The second scenario is a little different. I don't know of any oral complication that may come of a vasectomy, other than if the patient developed an infection, which would affect his overall health. However, would you rather have had the patient lie when you updated his medical history? Again, the honesty shocked you.

Forgive me, but the third situation made me grin. Quite possibly, this patient was looking for ammunition to use with her old codger husband who expected her to take care of his sexual needs orally! "My hygienist says I shouldn't do this anymore because..." It probably took quite a bit of courage for her to ask the question. Remember, you are supposed to be the oral health expert, and she is seeking information from a health-care professional that she trusts.

Actually, I can point you to a recent study that shows a link between oral cancers and oral sex. Researchers working for the International Agency for Research on Cancer (IARC) in Lyon, France, have recently published information showing a relationship between oral tumors and oral sex.

According to an article in a magazine titled New Scientist, scientists studied more than 1,600 patients with oral cancer and more than 1,700 healthy people from Europe, Canada, Australia, Cuba, and the Sudan. They found that patients with oral cancer containing a strain of the human papilloma virus (HPV) known as HPV16 were three times more likely to report having had oral sex than those without the virus strain. I realize this information may be too late for you in this situation. However, when patients ask honest questions like this, we should try to find answers if possible, even when it is shocking.

While patients often present with personal problems, hygienists are not immune from personal crises. I can remember times when I had some major personal problems in my life that I carried to work with me. During those times, I would not feel particularly communicative with my patients, but rather, preoccupied with my personal problems.

Here's some good advice for those times when you (or any hygienist) are going through personal adversity in your own life (but still have to go to work and see patients). On the drive to work, locate a particular tree, mailbox, or trash receptacle and mentally leave the problem there. Go to work and take a respite from the problem. Do not take the problem into the office. Focus on your patients, and give them the best care you are capable of providing.
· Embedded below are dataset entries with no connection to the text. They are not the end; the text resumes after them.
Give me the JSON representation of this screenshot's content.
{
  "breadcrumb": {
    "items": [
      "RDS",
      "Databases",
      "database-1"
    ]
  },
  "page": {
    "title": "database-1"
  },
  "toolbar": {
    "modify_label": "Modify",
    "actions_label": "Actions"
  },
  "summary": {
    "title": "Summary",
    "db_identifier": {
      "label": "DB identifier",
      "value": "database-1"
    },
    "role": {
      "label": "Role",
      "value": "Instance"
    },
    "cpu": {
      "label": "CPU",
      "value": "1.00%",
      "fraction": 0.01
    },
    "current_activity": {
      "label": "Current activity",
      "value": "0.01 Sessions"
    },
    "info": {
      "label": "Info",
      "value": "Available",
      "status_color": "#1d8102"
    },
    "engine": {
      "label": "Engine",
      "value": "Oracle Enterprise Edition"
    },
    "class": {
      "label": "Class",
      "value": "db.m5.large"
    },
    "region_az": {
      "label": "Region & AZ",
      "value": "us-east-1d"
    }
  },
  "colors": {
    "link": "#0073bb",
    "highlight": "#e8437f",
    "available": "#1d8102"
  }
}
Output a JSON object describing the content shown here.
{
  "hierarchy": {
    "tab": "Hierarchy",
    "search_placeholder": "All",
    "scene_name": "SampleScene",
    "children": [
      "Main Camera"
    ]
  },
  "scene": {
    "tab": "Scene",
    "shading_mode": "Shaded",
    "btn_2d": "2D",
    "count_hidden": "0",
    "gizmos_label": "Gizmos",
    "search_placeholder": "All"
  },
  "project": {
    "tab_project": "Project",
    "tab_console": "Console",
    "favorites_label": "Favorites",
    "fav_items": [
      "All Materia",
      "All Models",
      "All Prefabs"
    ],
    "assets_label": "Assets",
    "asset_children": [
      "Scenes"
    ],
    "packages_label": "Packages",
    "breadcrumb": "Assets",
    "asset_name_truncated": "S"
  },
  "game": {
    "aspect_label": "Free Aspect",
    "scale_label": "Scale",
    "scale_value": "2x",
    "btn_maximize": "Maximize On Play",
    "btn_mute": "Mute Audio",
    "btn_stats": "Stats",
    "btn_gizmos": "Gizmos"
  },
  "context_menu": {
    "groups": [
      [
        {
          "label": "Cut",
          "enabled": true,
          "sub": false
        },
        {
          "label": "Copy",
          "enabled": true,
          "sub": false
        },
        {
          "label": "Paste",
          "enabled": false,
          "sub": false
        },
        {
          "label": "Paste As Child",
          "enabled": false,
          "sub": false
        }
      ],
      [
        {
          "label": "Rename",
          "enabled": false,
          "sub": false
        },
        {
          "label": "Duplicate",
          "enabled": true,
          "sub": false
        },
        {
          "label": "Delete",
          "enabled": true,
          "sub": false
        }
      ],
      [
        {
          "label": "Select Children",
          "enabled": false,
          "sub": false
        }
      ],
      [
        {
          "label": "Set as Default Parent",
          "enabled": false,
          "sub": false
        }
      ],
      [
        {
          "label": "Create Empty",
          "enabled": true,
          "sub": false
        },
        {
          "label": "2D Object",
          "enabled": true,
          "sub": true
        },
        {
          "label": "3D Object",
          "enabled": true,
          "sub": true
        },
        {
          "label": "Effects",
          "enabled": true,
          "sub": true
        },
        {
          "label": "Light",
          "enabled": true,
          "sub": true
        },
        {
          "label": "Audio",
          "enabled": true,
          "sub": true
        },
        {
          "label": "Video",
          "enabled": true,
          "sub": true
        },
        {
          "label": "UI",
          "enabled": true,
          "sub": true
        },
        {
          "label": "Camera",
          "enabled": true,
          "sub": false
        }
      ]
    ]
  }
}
Please do not ever share personal problems with your patients, because this is inappropriate and may cause them to question your ability to concentrate and provide high quality care. If you feel the need to unburden with a co-worker, please do not do it in the office. Rather, go to a restaurant for lunch or somewhere outside of the office. Finally, when you make your return trip home, you may mentally retrieve your problem where you left it and take it with you.

Think about it. If you are uncommunicative with your patient, the patient may mistakenly perceive you as unfriendly or uncaring. We also can jump to those same conclusions about a patient who may be going through a rough spot in his or her life and doesn't seem responsive to our communication attempts.

Personal problems are just one of the several attitudinal barriers to communication. Others include illness, perceived low treatment value, insufficient time, prior negative dental office experience, and negative relationships with other health-care professionals. These barriers can be erected by patients or clinicians — it is a two-way street.

The best communicators are those individuals who have learned to be keenly sensitive to the persons with whom they are seeking to communicate. Empathy and caring are borne out of a heart of love for people. Dental hygienists are in a unique position to be both caregivers and friends. I hope you will see this as a great privilege. As a result, the awkwardness you feel will dissipate. Chalk it up to a positive learning experience!

Dianne D. Glasscoe, RDH, BS, is a professional speaker, writer, and consultant to dental practices across the United States. She is CEO of Professional Dental Management, based in Frederick, Md. To contact Glasscoe for speaking or consulting, call (301) 874-5240 or email [email protected]. Visit her Web site at